From Heartworm to Healthy
The Anti-Cruelty Society’s commitment to saving animals extends beyond the boundaries of our region to include a wide variety of communities throughout the country. We will often rescue animals from impoverished locations in states throughout the South, including saving them from overburdened shelters, or situations of abuse, abandonment, or neglect.
Although we are honored to provide unconditional compassion to more animals than ever before, the geographic variation of their home environments creates some unique challenges. Animals from southern states are prone to more diseases due to the ubiquity of mosquitoes, ticks, and other common carriers. Heartworm is particularly prevalent and poses a concern for our shelter as we try to find new and better lives for these rescued animals.
Heartworm is a serious and potentially fatal disease that is transmitted from animal to animal by mosquitoes. Upon arrival at The Anti-Cruelty Society, every animal is given a physical exam by a veterinarian and tested. If a dog tests positive, it is important to begin treatment as soon as possible.

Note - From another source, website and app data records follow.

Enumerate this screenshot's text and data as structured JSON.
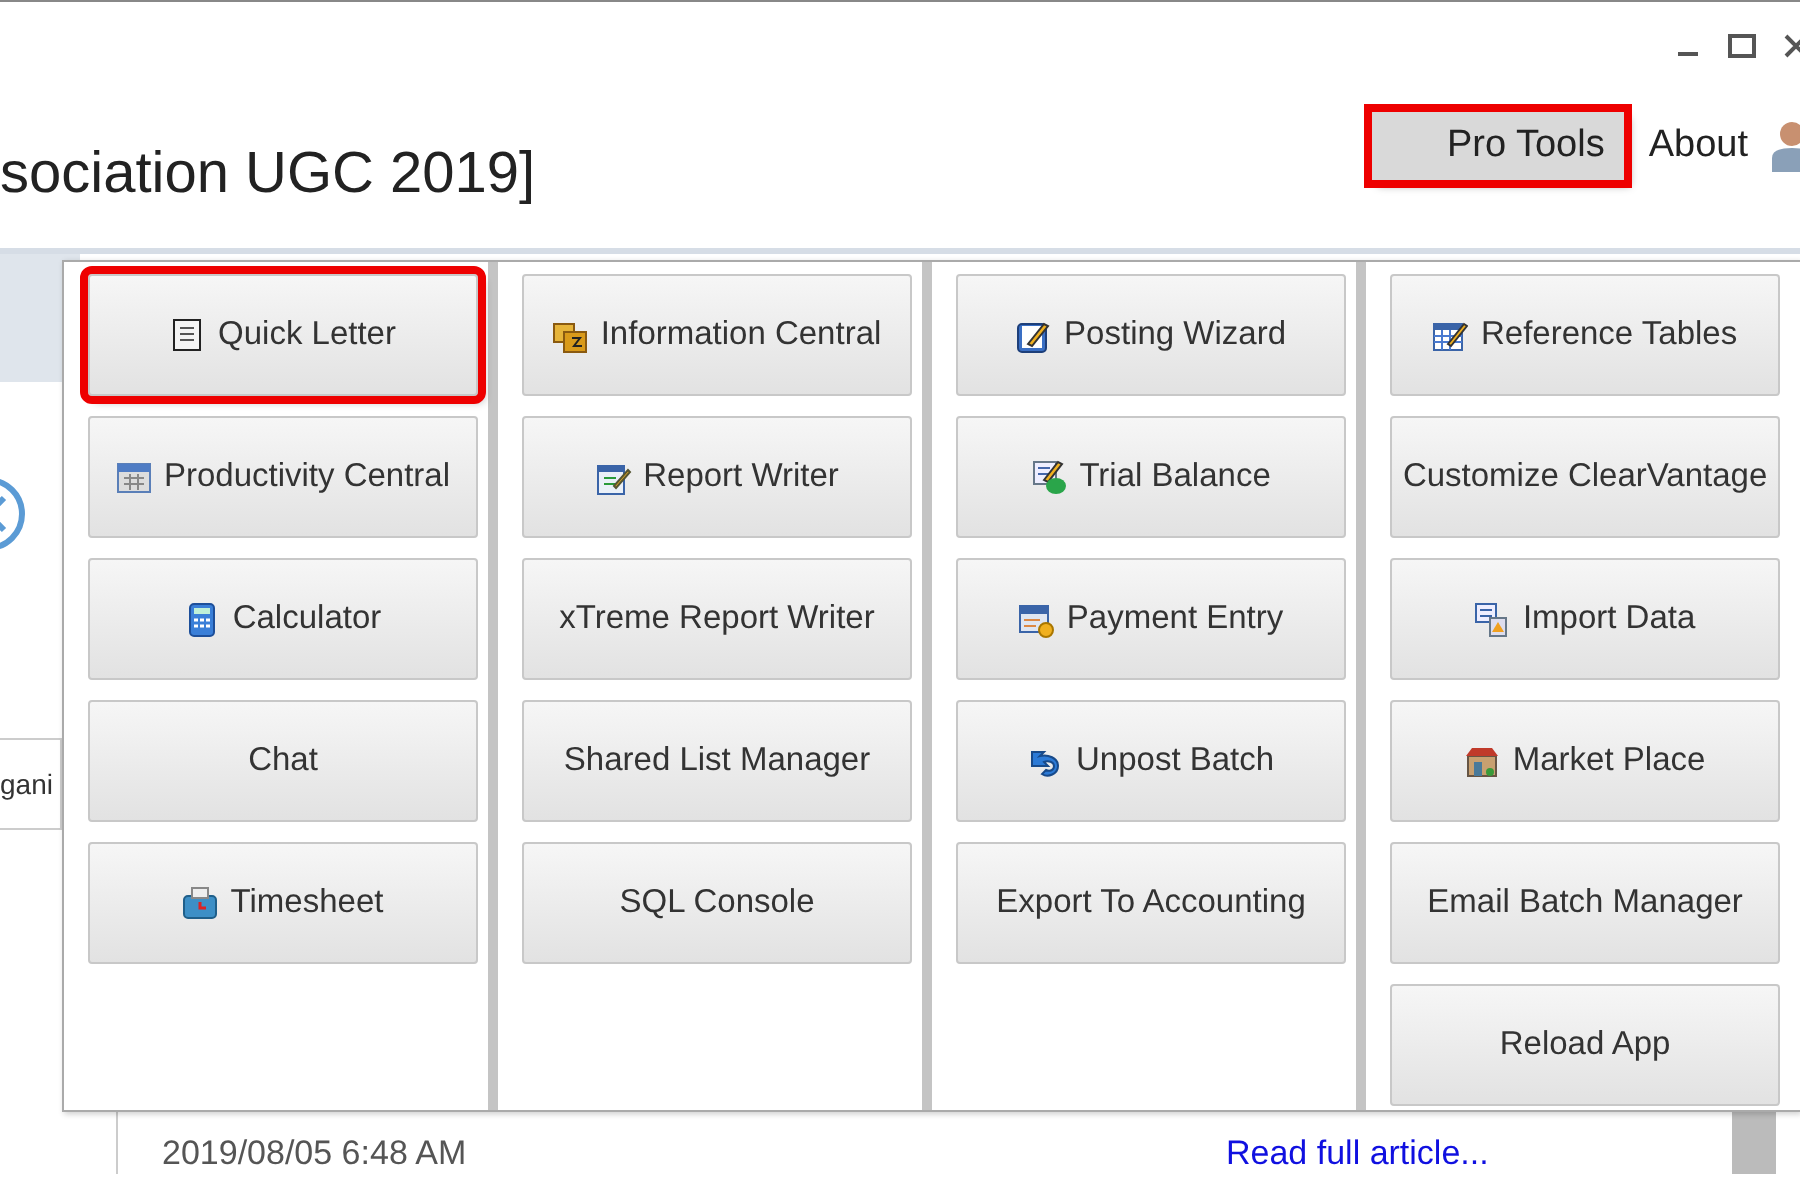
{
  "window": {
    "title": "sociation UGC 2019]"
  },
  "top_menu": [
    {
      "label": "Pro Tools",
      "highlighted": true
    },
    {
      "label": "About",
      "highlighted": false
    }
  ],
  "background": {
    "field_text": "gani",
    "timestamp": "2019/08/05 6:48 AM",
    "link": "Read full article..."
  },
  "pro_tools_menu": {
    "columns": [
      [
        {
          "label": "Quick Letter",
          "icon": true,
          "highlighted": true
        },
        {
          "label": "Productivity Central",
          "icon": true,
          "highlighted": false
        },
        {
          "label": "Calculator",
          "icon": true,
          "highlighted": false
        },
        {
          "label": "Chat",
          "icon": false,
          "highlighted": false
        },
        {
          "label": "Timesheet",
          "icon": true,
          "highlighted": false
        }
      ],
      [
        {
          "label": "Information Central",
          "icon": true,
          "highlighted": false
        },
        {
          "label": "Report Writer",
          "icon": true,
          "highlighted": false
        },
        {
          "label": "xTreme Report Writer",
          "icon": false,
          "highlighted": false
        },
        {
          "label": "Shared List Manager",
          "icon": false,
          "highlighted": false
        },
        {
          "label": "SQL Console",
          "icon": false,
          "highlighted": false
        }
      ],
      [
        {
          "label": "Posting Wizard",
          "icon": true,
          "highlighted": false
        },
        {
          "label": "Trial Balance",
          "icon": true,
          "highlighted": false
        },
        {
          "label": "Payment Entry",
          "icon": true,
          "highlighted": false
        },
        {
          "label": "Unpost Batch",
          "icon": true,
          "highlighted": false
        },
        {
          "label": "Export To Accounting",
          "icon": false,
          "highlighted": false
        }
      ],
      [
        {
          "label": "Reference Tables",
          "icon": true,
          "highlighted": false
        },
        {
          "label": "Customize ClearVantage",
          "icon": false,
          "highlighted": false
        },
        {
          "label": "Import Data",
          "icon": true,
          "highlighted": false
        },
        {
          "label": "Market Place",
          "icon": true,
          "highlighted": false
        },
        {
          "label": "Email Batch Manager",
          "icon": false,
          "highlighted": false
        },
        {
          "label": "Reload App",
          "icon": false,
          "highlighted": false
        }
      ]
    ]
  }
}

While treating a dog for heartworm, the goal is to kill the adult worms and any larvae in the dog. It’s important to remember that while dogs are undergoing treatment, heartworms are dying inside the dog’s body. Strict exercise restriction is necessary during and after treatment to prevent extensive damage to the heart and lungs. This requires that dogs infected with heartworm stay in our care much longer than dogs without the disease. It also means that most of their time is spent in a kennel with minimal activity. This is not only difficult mentally for the dog, but creates additional work for staff and volunteers. Treatment can last several months and incurs substantial expense.
The most effective way to keep your dog heartworm-free is to visit your veterinarian annually and administer medication.

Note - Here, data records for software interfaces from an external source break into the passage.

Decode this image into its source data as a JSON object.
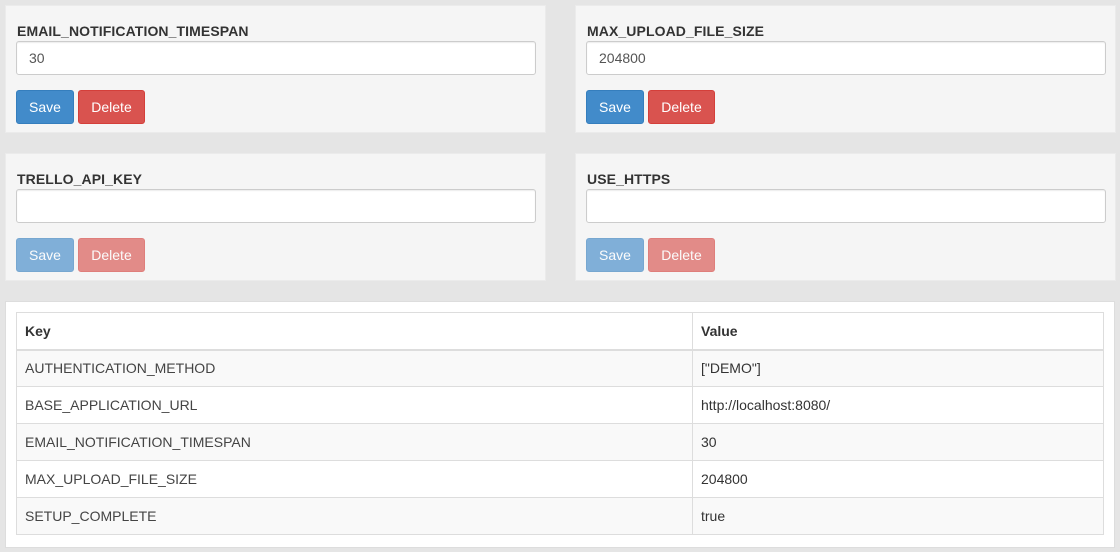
{
  "settings": [
    {
      "key": "EMAIL_NOTIFICATION_TIMESPAN",
      "value": "30",
      "save_label": "Save",
      "delete_label": "Delete",
      "enabled": true
    },
    {
      "key": "MAX_UPLOAD_FILE_SIZE",
      "value": "204800",
      "save_label": "Save",
      "delete_label": "Delete",
      "enabled": true
    },
    {
      "key": "TRELLO_API_KEY",
      "value": "",
      "save_label": "Save",
      "delete_label": "Delete",
      "enabled": false
    },
    {
      "key": "USE_HTTPS",
      "value": "",
      "save_label": "Save",
      "delete_label": "Delete",
      "enabled": false
    }
  ],
  "table": {
    "headers": {
      "key": "Key",
      "value": "Value"
    },
    "rows": [
      {
        "key": "AUTHENTICATION_METHOD",
        "value": "[\"DEMO\"]"
      },
      {
        "key": "BASE_APPLICATION_URL",
        "value": "http://localhost:8080/"
      },
      {
        "key": "EMAIL_NOTIFICATION_TIMESPAN",
        "value": "30"
      },
      {
        "key": "MAX_UPLOAD_FILE_SIZE",
        "value": "204800"
      },
      {
        "key": "SETUP_COMPLETE",
        "value": "true"
      }
    ]
  },
  "colors": {
    "save": "#428bca",
    "delete": "#d9534f",
    "panel": "#f5f5f5",
    "background": "#e5e5e5"
  }
}
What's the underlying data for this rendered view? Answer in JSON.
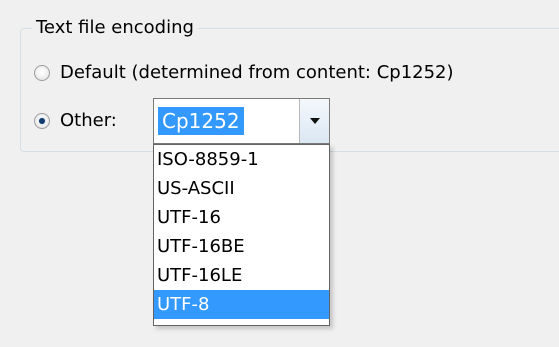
{
  "group": {
    "title": "Text file encoding"
  },
  "options": {
    "default_label": "Default (determined from content: Cp1252)",
    "other_label": "Other:",
    "selected_option": "Other:"
  },
  "combo": {
    "value": "Cp1252",
    "button_icon": "chevron-down-icon"
  },
  "dropdown": {
    "items": [
      {
        "label": "ISO-8859-1",
        "selected": false
      },
      {
        "label": "US-ASCII",
        "selected": false
      },
      {
        "label": "UTF-16",
        "selected": false
      },
      {
        "label": "UTF-16BE",
        "selected": false
      },
      {
        "label": "UTF-16LE",
        "selected": false
      },
      {
        "label": "UTF-8",
        "selected": true
      }
    ]
  },
  "colors": {
    "selection": "#3399ff",
    "window_background": "#f0f0f0"
  }
}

It is important to have your pet tested by your veterinarian before starting preventative treatment. Testing requires a small blood sample from your pet and looks for the presence of heartworm proteins.

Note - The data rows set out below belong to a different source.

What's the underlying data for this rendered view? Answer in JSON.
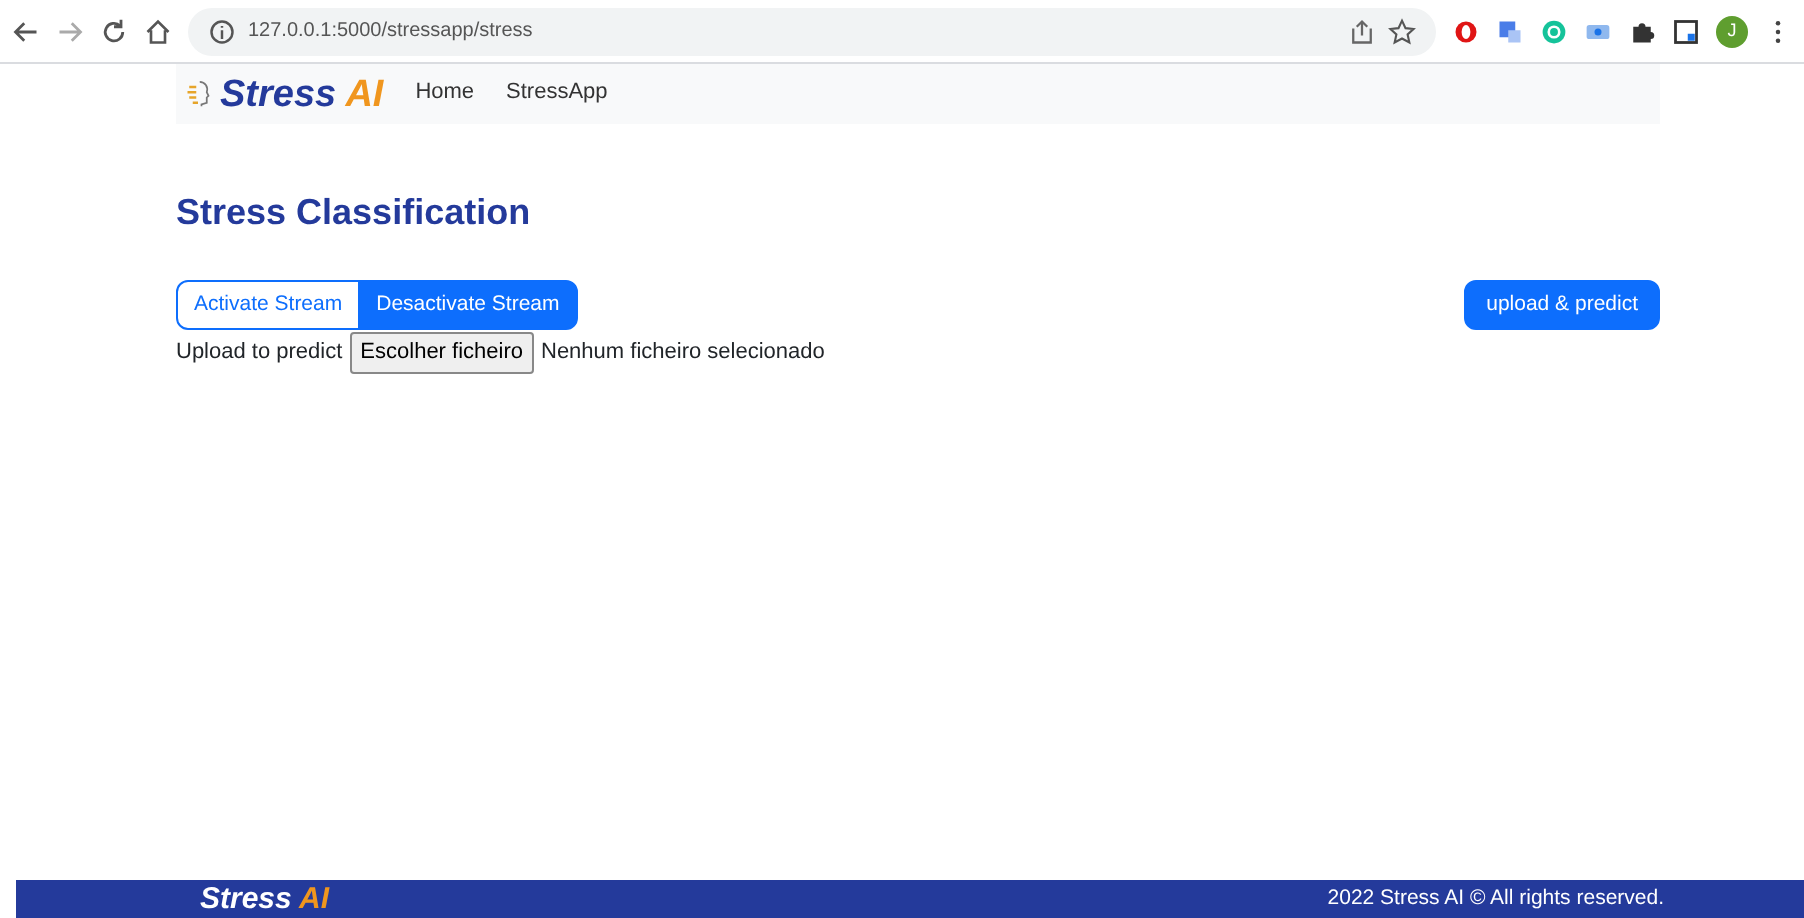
{
  "browser": {
    "url": "127.0.0.1:5000/stressapp/stress",
    "profile_initial": "J"
  },
  "navbar": {
    "brand": [
      "Stress",
      "AI"
    ],
    "links": [
      {
        "label": "Home"
      },
      {
        "label": "StressApp"
      }
    ]
  },
  "heading": "Stress Classification",
  "stream_buttons": [
    {
      "label": "Activate Stream",
      "selected": false
    },
    {
      "label": "Desactivate Stream",
      "selected": true
    }
  ],
  "upload_button": "upload & predict",
  "file_input": {
    "label": "Upload to predict",
    "button": "Escolher ficheiro",
    "status": "Nenhum ficheiro selecionado"
  },
  "footer": {
    "brand": [
      "Stress",
      "AI"
    ],
    "copyright": "2022 Stress AI © All rights reserved."
  }
}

The Anti-Cruelty Society is committed to helping every animal in its care, including cats and dogs infected with heartworm. With help and support from friends like you, we can continue to provide care for every pet that comes through our doors, including those with life-threatening diseases like heartworm. To help pets in our care, or to read about heartworm positive animals that have found a second start at the Society,